Laila Lalamiís Hope and Other Dangerous Pursuits profiles the lives of four very different individuals, all bound for Spain as illegal immigrants. Under the cover of night, Lalamiís characters cross the Strait of Gibraltar together in an inflatable raft after more traditional means of emigrating to Spain from Morocco have proven unsuccessful. Alternating between the past and present day, Lalami tells each passengerís story and describes the events leading up to his or her decision to leave Morocco for Spain. A land of possibility and a place to reinvent themselves, Spain offers each of these individuals a chance to rewrite their otherwise bleak, predetermined destiny.
Larbi Amrani works for the Moroccan Ministry of Education and is horrified when his daughter Noura begins wearing the hijab and following teachings of the Qurían. Larbi blames Faten, Nouraís new friend, for the change in his daughter. Faten is a member of the Islamic Student Organization and has been very influential in Nouraís decision not to attend NYU. When Noura tells her father that she no longer wants to study in America but wants to help out at home by becoming a middle-school teacher, Larbi decides to take matters into his own hands and uses his position in the Moroccan Ministry of Education to have Faten expelled from school.

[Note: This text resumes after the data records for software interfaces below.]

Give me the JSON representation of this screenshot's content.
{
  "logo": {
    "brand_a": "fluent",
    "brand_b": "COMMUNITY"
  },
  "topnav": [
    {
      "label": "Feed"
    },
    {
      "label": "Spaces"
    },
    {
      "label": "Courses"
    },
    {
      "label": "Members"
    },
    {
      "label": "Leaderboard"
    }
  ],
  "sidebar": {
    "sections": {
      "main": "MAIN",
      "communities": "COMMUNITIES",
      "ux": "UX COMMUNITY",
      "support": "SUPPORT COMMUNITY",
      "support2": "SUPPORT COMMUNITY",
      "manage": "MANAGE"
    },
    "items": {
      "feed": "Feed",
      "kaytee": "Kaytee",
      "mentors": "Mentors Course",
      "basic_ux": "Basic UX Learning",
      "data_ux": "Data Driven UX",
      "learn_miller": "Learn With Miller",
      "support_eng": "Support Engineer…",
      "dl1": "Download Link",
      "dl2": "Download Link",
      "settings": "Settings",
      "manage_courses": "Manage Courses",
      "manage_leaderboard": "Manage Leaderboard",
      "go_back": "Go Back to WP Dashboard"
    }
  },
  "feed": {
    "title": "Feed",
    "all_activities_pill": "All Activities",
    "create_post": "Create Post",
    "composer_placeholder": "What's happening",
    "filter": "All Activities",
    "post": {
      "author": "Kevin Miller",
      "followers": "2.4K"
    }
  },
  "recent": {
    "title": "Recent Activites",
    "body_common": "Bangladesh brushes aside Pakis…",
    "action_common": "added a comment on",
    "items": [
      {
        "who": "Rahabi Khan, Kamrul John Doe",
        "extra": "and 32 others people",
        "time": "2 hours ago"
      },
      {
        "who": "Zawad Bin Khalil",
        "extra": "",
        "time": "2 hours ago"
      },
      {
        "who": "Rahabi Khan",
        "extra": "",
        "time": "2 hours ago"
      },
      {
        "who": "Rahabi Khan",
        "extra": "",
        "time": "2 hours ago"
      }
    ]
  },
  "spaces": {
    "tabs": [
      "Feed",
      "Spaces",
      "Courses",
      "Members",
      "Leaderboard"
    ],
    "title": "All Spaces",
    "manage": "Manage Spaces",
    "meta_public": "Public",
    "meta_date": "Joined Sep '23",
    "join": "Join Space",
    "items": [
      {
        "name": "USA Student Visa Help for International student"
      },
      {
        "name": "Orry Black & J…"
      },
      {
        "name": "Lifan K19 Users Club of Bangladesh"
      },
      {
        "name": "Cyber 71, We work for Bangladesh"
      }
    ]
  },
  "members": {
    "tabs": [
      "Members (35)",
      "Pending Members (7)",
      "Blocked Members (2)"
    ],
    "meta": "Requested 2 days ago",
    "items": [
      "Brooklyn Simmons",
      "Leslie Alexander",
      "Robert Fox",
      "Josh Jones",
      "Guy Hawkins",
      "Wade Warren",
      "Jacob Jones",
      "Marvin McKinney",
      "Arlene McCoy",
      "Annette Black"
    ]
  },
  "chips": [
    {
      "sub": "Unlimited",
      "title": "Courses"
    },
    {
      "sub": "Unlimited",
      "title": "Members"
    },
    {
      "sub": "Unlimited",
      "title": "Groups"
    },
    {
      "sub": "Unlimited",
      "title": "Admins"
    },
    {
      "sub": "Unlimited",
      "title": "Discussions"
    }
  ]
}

No longer allowed in school and no opportunity for work, Faten secures her spot in the raft bound for Spain. With no credentials to her name, finding a job in Spain proves to be just as difficult as finding a job in Morocco, and Faten soon enters a life of prostitution, fantasizing about what could have been. Empty promises and several conversations with one of her regular customers force Faten to realize that the only person that can truly help her is herself. Longing for old traditions and determined to bring some sense of normalcy back into her life, Faten prepares a traditional Eid holiday meal signifying what she hopes is a new beginning.
Desperate for a divorce that her alcoholic, abusive husband refuses to grant her, Halima Bouhamsa and her three children also make the fourteen-kilometer journey to Spain in the raft. Forced to jump out and swim the remainder of the way to shore, Halima, her children, and the others in the raft are intercepted by the Spanish Guardia Civil and deported back to Morocco. Now jobless and homeless, Halima borrows money and rents a room in a slum outside the city of Casablanca. Unable to find janitorial work, Halima becomes one of hundreds of day workers struggling to survive and provide for their families. Halimaís luck begins to change, however, sparked by her husband Maati finally agreeing to a divorce. Halima is filled with hope, elated that her future now holds some promise.
Wanting so much to make a living and provide for his young wife, Aziz Amor boards the raft for Spain in search of work. After being deported the first time, he spends a few months in Tangier hustling before attempting to emigrate again. The second time he is successful and over the course of five years manages to find enough work to rent himself an apartment in Madrid and send some money home to his family. Finally returning to Morocco for a visit and hoping to bring his wife, Zohra, back to Spain, Aziz finds Casablanca a depressed city, riddled with unemployment, poverty, and backward customs. After an emotional reunion with Zohra and his mother, Aziz paints a rosy picture of Spain for family and friends, neglecting to mention his invisibility in the eyes of native Spaniards. Failing to convince Zohra to return to Madrid with him, Aziz leaves for Spain again alone.
Feeling inadequate as man of the house now that his father is dead, Murad lets himself be convinced by hustler/smuggler Rahal that he can create a better life for himself in Spain. Selling some of this motherís jewelry to come up with the twenty thousand dirhams necessary to guarantee his place in the raft, Murad sets off for Spain with Faten, Halima, and Aziz. After being deported by the Guardia Civil, Murad returns to his motherís house in Tangier but is humiliated and refuses to be seen in public. Murad spends several listless months moping around his motherís house then jumps at the opportunity to help manage a gift shop specializing in traditional Moroccan wares. Happy to be working again, it slowly dawns on Murad that all of his daydreaming and living in the future have made him unaware of the past slipping by.
Vividly depicting the turbulent experiences of four young Muslim immigrants, Hope and Other Dangerous Pursuits is Lalamiís stellar first work. Although two of her characters do succeed in emigrating to Spain, Lalami portrays their lives as not much better than those characters whose attempts at emigration failed. Faten makes it to Madrid but leads a life she is ashamed of; Aziz, who also makes it to Madrid, lives a life of isolation as society is reluctant to accept him. Halima and Murad, both deported back to Morocco, initially fall on hard times but are eventually able to make peace with what life has in store for them. Beautifully written, Hope and Other Dangerous Pursuits will leave readers yearning for more from this talented novelist.